Understanding our metabolism can be daunting. It’s a lot more convoluted than simply calories in as food and calories out as energy. There are so many hormones at work and intricate pathways that influence how much fat we store and how resistant it is to being shed.
The Nitty-Gritty on the Menopot Belly
Studies haven’t shown a direct correlation between the drop in hormone levels in menopause and insulin resistance, but they have shown that accumulation of fat at the midsection is associated with increased insulin resistance, increased hunger, and a change in carbohydrate metabolism. So while there isn’t a direct line from lower estrogen levels to insulin resistance, there may well be a more circuitous route that leads to the same destination: elastic waistbands.
Here’s how I explain the “Menopot Belly” to my patients:
• As we age, we naturally lose lean muscle mass.
• Ounce per ounce and pound per pound, lean muscle burns more calories for fuel than fat (about 6 calories per pound of muscle and about 2 calories per pound of fat).
• The same number of calories taken in will now produce a little extra fat, which gets deposited in the arms, hips, thighs, and midsection.
• The same amount of fat doesn’t weigh as much as muscle or the water in our bodies.
• Women can eat the same number of calories, be losing muscle mass and replacing it with fat, which weighs less, so the scale doesn’t change, and yet there’s a greater percentage of fat than previously and a reduced percentage of muscle.
• Around menopause, some of the excess fat deposited around the body decides to have a big family reunion at the waist. So seemingly overnight, women wake up to a Menopot Belly.
• The more fat that’s deposited at the midsection, the more likely it is that your body isn’t metabolizing carbohydrates as efficiently, which can lead to insulin resistance and diabetes.
• As fat accumulates in the midsection, something even more insidious occurs: that fat sends out more of the hormone ghrelin to the brain, which acts to increase appetite.
• What seems to be a sudden occurrence is actually a few years in the making.

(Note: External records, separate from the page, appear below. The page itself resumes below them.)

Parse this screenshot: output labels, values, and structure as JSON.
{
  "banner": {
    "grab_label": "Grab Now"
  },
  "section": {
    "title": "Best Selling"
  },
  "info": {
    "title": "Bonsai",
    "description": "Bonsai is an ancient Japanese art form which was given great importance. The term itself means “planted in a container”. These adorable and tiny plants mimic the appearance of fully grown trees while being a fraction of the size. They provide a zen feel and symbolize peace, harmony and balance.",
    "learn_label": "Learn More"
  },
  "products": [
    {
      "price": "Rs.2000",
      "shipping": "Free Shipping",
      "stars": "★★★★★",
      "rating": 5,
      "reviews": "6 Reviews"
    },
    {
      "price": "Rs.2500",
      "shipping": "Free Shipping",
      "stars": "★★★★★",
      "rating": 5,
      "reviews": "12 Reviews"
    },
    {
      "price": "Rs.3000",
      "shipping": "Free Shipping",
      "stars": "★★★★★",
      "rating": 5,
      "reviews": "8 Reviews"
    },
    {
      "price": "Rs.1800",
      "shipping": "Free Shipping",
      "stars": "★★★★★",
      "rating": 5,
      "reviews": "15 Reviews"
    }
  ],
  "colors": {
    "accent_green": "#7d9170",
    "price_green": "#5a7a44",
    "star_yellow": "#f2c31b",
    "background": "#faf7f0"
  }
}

Don’t be discouraged. By understanding the science behind the Menopot Belly you can lose weight, be healthier, make better choices about what and how much to eat, and how much to exercise. It can be as simple as adding a thirty-minute walk to your day and a little resistance or weight training to your exercise routine.

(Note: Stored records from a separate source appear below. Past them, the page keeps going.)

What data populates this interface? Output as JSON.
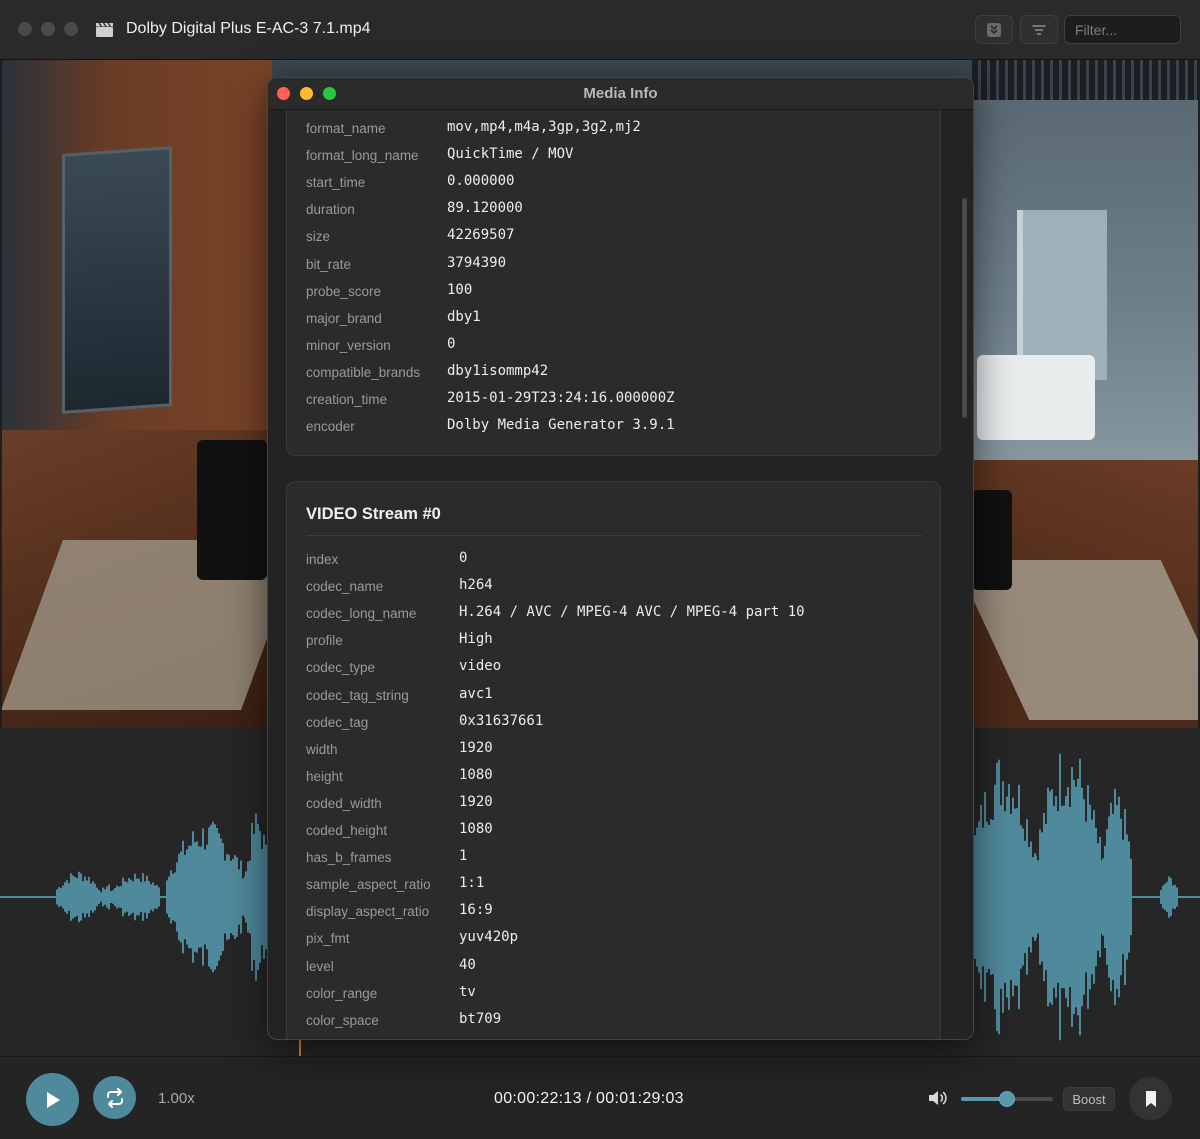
{
  "window": {
    "title": "Dolby Digital Plus E-AC-3 7.1.mp4",
    "title_icon": "clapperboard-icon",
    "filter_placeholder": "Filter..."
  },
  "media_info": {
    "title": "Media Info",
    "format": [
      {
        "key": "format_name",
        "value": "mov,mp4,m4a,3gp,3g2,mj2"
      },
      {
        "key": "format_long_name",
        "value": "QuickTime / MOV"
      },
      {
        "key": "start_time",
        "value": "0.000000"
      },
      {
        "key": "duration",
        "value": "89.120000"
      },
      {
        "key": "size",
        "value": "42269507"
      },
      {
        "key": "bit_rate",
        "value": "3794390"
      },
      {
        "key": "probe_score",
        "value": "100"
      },
      {
        "key": "major_brand",
        "value": "dby1"
      },
      {
        "key": "minor_version",
        "value": "0"
      },
      {
        "key": "compatible_brands",
        "value": "dby1isommp42"
      },
      {
        "key": "creation_time",
        "value": "2015-01-29T23:24:16.000000Z"
      },
      {
        "key": "encoder",
        "value": "Dolby Media Generator 3.9.1"
      }
    ],
    "video_stream": {
      "title": "VIDEO Stream #0",
      "rows": [
        {
          "key": "index",
          "value": "0"
        },
        {
          "key": "codec_name",
          "value": "h264"
        },
        {
          "key": "codec_long_name",
          "value": "H.264 / AVC / MPEG-4 AVC / MPEG-4 part 10"
        },
        {
          "key": "profile",
          "value": "High"
        },
        {
          "key": "codec_type",
          "value": "video"
        },
        {
          "key": "codec_tag_string",
          "value": "avc1"
        },
        {
          "key": "codec_tag",
          "value": "0x31637661"
        },
        {
          "key": "width",
          "value": "1920"
        },
        {
          "key": "height",
          "value": "1080"
        },
        {
          "key": "coded_width",
          "value": "1920"
        },
        {
          "key": "coded_height",
          "value": "1080"
        },
        {
          "key": "has_b_frames",
          "value": "1"
        },
        {
          "key": "sample_aspect_ratio",
          "value": "1:1"
        },
        {
          "key": "display_aspect_ratio",
          "value": "16:9"
        },
        {
          "key": "pix_fmt",
          "value": "yuv420p"
        },
        {
          "key": "level",
          "value": "40"
        },
        {
          "key": "color_range",
          "value": "tv"
        },
        {
          "key": "color_space",
          "value": "bt709"
        }
      ]
    }
  },
  "controls": {
    "speed": "1.00x",
    "timecode": "00:00:22:13 / 00:01:29:03",
    "volume_fraction": 0.5,
    "boost_label": "Boost"
  },
  "colors": {
    "accent": "#4f8a9c",
    "waveform": "#4f8a9c",
    "playhead": "#e0883a"
  }
}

How to Lose Weight: the Real Secret
Ready to lose weight around menopause? It requires a combination of three things.
# 1 Eliminate emotional eating by increasing your awareness of what and why you eat. For instance, if you feel sad or stressed, try to understand why instead of automatically reaching for a snack to feel better.

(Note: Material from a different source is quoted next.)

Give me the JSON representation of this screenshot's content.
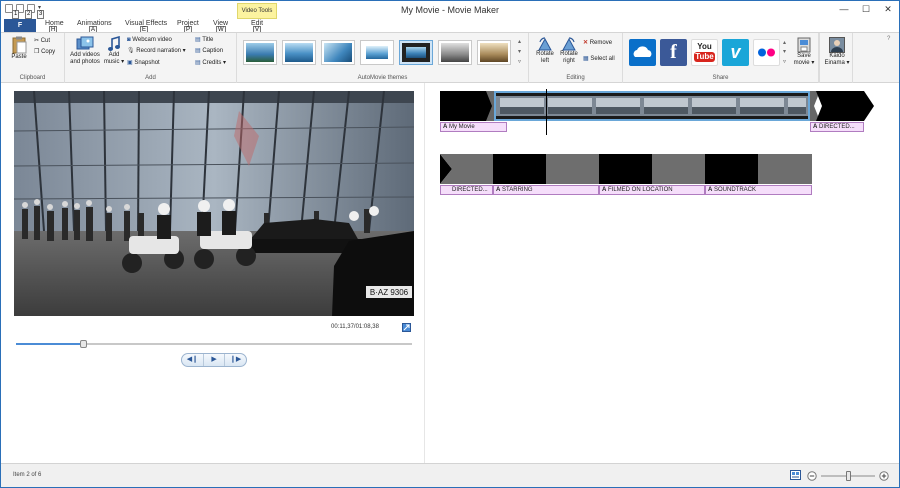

#2 Build up more lean muscle mass with resistance and weight training.
#3 Eat smaller portions of food regularly throughout the day for fuel and reduce your carbohydrate intake.
These are the clever tactics. Reduce excess blood sugar. Increase the ability to burn calories by increasing muscle mass, and finally, be more mindful of every choice with food and drink. It’s important to have a balanced approach, not to look at weight loss as all or nothing and to avoid deprivation.
You can get more information, tips and ways to lose weight in menopause from my book, The Hot Guide to a Cool Sexy Menopause, which is available on Amazon.
Find out more at www.NurseBarb.com
By Barbara Dehn NP